● Extracted entries
++++++++

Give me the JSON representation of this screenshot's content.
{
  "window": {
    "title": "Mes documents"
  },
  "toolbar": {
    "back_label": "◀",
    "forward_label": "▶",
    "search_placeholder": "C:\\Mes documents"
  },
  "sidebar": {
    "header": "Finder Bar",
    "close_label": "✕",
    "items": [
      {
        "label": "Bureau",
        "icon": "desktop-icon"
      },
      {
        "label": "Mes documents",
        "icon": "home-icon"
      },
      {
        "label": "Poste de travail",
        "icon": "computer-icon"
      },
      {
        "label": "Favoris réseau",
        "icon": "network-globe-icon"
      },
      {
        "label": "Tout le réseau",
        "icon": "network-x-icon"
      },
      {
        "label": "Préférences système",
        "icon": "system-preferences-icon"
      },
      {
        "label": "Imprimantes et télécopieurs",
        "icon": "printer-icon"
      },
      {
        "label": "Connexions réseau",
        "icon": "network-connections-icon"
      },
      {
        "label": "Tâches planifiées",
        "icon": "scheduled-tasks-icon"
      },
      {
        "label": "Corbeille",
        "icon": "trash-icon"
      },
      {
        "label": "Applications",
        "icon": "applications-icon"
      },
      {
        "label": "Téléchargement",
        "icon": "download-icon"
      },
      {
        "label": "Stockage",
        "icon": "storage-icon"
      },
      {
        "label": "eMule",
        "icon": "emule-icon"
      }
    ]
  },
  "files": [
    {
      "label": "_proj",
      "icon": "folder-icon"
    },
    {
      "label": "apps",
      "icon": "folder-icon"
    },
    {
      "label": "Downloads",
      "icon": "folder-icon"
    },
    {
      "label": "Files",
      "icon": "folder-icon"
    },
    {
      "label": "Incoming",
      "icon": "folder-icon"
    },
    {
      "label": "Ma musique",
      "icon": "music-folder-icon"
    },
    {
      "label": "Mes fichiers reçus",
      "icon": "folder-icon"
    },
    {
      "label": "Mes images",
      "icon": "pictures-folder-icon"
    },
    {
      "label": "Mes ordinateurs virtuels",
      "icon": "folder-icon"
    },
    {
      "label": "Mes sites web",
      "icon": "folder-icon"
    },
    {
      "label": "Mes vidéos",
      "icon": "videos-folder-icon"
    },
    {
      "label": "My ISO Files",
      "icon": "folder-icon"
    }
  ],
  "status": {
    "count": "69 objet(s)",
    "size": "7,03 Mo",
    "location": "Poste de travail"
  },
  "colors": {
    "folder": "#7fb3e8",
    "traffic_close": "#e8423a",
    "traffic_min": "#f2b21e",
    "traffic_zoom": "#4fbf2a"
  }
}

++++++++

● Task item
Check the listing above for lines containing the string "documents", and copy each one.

● Exercise result
    "title": "Mes documents"
    "search_placeholder": "C:\\Mes documents"
        "label": "Mes documents",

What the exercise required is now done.